That is what it comes down to.  Is a photograph produced by the artist, who is invariably an amateur photographer, going to be good enough?  How good does a picture need to be?  Is it enough that the picture shows the basic form and shape of the piece of art?  Or does it need to do more?  Is an OK picture of your art good enough?  Or do you need a great photo of your art?

Well, it depends.  It depends on what you want; what you want from your art, what you want from your photography, and what kind of success you, as an artist, are looking for.  As I see it, it all comes down to the aspirations of the individual artist.  Photography is only a tool, a tool an artist can use to help her be as successful as she wishes to be.

So if photography is a tool an artist might use, then let’s look at it that way.  What do artists expect from their tools?  What does a painter expect from her paints and brushes?  What does a jeweler expect from her torch, her burnisher, her engraver?  What does a woodworker expect from his chisels, his saws, and his sanders?

What they all expect, as I see it, is that their tools should be powerful, flexible and subtle.  They should work with the artist to achieve the artist’s creative goals, and should help the artist in her pursuit of excellence.  At the very least, they should not hinder the process, or make it more difficult for the artist.  A clumsy hammer in the hands of the metal-worker will not create great work.  On out-of-kilter wheel will not turn a good pot.  A dull saw will not make a clean cut.

If we look at photography as a tool in the hands of the artist, like all their other tools, it becomes readily apparent that it needs to be on a par with the rest of the tools in the artist’s quiver, and it needs to enhance the artist’s work, not hinder it, or make it more difficult for the artist be successful.  This is because art is not made in a vacuum, and promotion of one’s art is every much a part of being an artist as making great art itself.

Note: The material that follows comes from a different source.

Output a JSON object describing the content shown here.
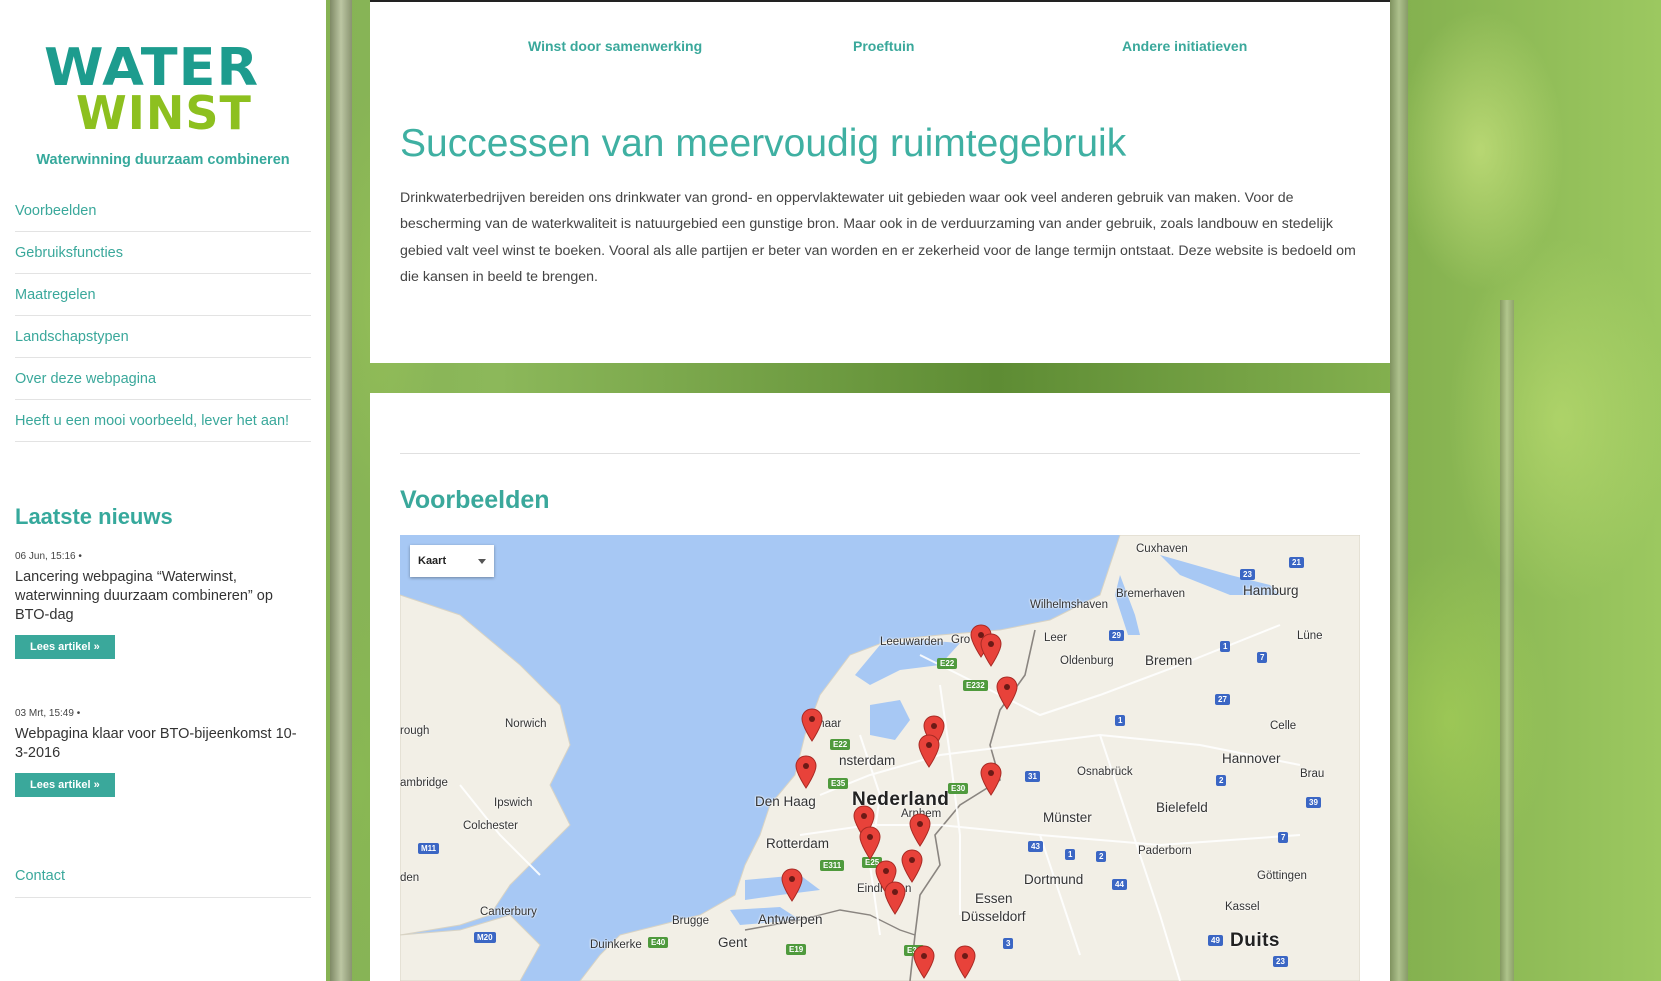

Let me ask you this.  When was the last time you saw a mediocre photo of a great piece of art on the cover of American Craft, American Style, Ornament, Ceramics Monthly, or Fine Woodworking?  The answer is “Never.”  I don’t care how fabulous the workmanship is, how stylish the artistry, how incredible the execution, a poor photo of that piece of art is never going to get on the cover of one of those magazines.  Never.  Ever.  Not gonna happen.

Group of Mugs by Mark Hewitt

Group of Mugs by Mark Hewitt

On the other hand, I’ll share this story.  In 2004 Mark Hewitt, the well-know potter, was approached by American Craft who wanted to do a story on him.  In the process they asked Mark if he could submit some photos of his work.  Mark came to me and we shot a series of photos of some of his large pots and submitted them, with the understanding that the magazine might use one or two in conjunction with the article.

This is not to toot my own horn, but when they saw the photos of Mark’s gorgeous pots, suddenly things changed.  Instead of a modest article with a couple of pictures accompanying it, they actually ran five full-page reproductions of my photos of Mark’s work in the magazine, plus they put one on the entire cover!  And they specifically said they had no intention of giving the article that much space, much less the cover, until they saw the photography.  Were those pictures worth the cost?  I think the answer is self-evident.

Do you as an artist, need excellent photography of your work?  It comes down to how you think of your work, and of yourself as an artist, and what kind of success you aspire to.  For the most successful artists I work with, who work at the highest levels of their craft, it is not even a question they ask themselves.  They have long ago decided that there is absolutely no substitute for top-notch photography.  Anything less denigrates the time, care, effort and love they pour into their work.  Anything less than the best photography is simply not good enough.

Stay Tuned for Part 2!

This entry was posted in General Posts.